** Data supplied follows **
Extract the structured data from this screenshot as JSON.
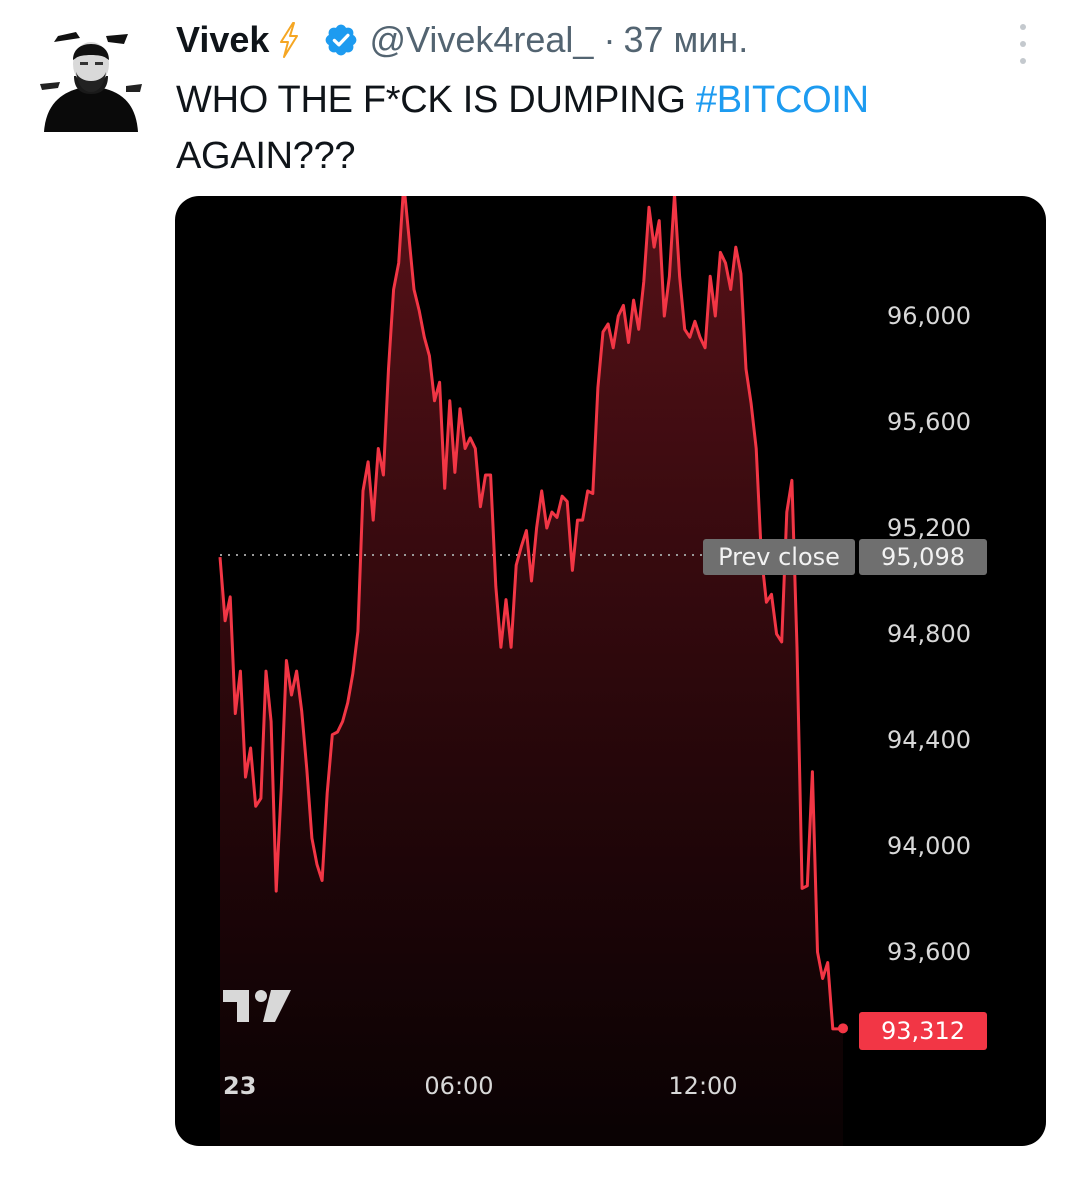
{
  "tweet": {
    "author_name": "Vivek",
    "handle": "@Vivek4real_",
    "time": "37 мин.",
    "separator": "·",
    "text_prefix": "WHO THE F*CK IS DUMPING ",
    "hashtag": "#BITCOIN",
    "text_suffix": "AGAIN???",
    "icons": [
      "avatar",
      "lightning-bolt-icon",
      "verified-badge-icon",
      "more-options-icon"
    ],
    "colors": {
      "hashtag": "#1d9bf0",
      "handle": "#536471",
      "verified": "#1d9bf0",
      "bolt": "#f5a623"
    }
  },
  "chart_data": {
    "type": "area",
    "price_axis": {
      "ticks": [
        "96,000",
        "95,600",
        "95,200",
        "94,800",
        "94,400",
        "94,000",
        "93,600"
      ],
      "values": [
        96000,
        95600,
        95200,
        94800,
        94400,
        94000,
        93600
      ]
    },
    "time_axis": {
      "ticks": [
        "23",
        "06:00",
        "12:00"
      ]
    },
    "prev_close": {
      "label": "Prev close",
      "value": "95,098"
    },
    "last_price": {
      "value": "93,312"
    },
    "logo": "tradingview-logo",
    "colors": {
      "line": "#f23645",
      "background": "#000000",
      "last_badge": "#f23645",
      "prev_close_badge": "#6f6f6f"
    },
    "series": [
      {
        "values": [
          95090,
          94850,
          94940,
          94500,
          94660,
          94260,
          94370,
          94150,
          94180,
          94660,
          94470,
          93830,
          94220,
          94700,
          94570,
          94660,
          94510,
          94290,
          94030,
          93930,
          93870,
          94200,
          94420,
          94430,
          94470,
          94540,
          94650,
          94810,
          95340,
          95450,
          95230,
          95500,
          95400,
          95800,
          96100,
          96200,
          96500,
          96300,
          96100,
          96020,
          95920,
          95850,
          95680,
          95750,
          95350,
          95680,
          95410,
          95650,
          95500,
          95540,
          95500,
          95280,
          95400,
          95400,
          94980,
          94750,
          94930,
          94750,
          95060,
          95130,
          95190,
          95000,
          95200,
          95340,
          95200,
          95260,
          95240,
          95320,
          95300,
          95040,
          95230,
          95230,
          95340,
          95330,
          95730,
          95940,
          95970,
          95880,
          96000,
          96040,
          95900,
          96060,
          95950,
          96130,
          96410,
          96260,
          96360,
          96000,
          96150,
          96460,
          96150,
          95950,
          95920,
          95980,
          95920,
          95880,
          96150,
          96000,
          96240,
          96200,
          96100,
          96260,
          96160,
          95800,
          95670,
          95500,
          95100,
          94920,
          94950,
          94800,
          94770,
          95260,
          95380,
          94750,
          93840,
          93850,
          94280,
          93600,
          93500,
          93560,
          93310,
          93310,
          93312
        ]
      }
    ]
  }
}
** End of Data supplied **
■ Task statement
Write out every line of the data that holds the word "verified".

■ Output of the exercise
      "verified-badge-icon",
      "verified": "#1d9bf0",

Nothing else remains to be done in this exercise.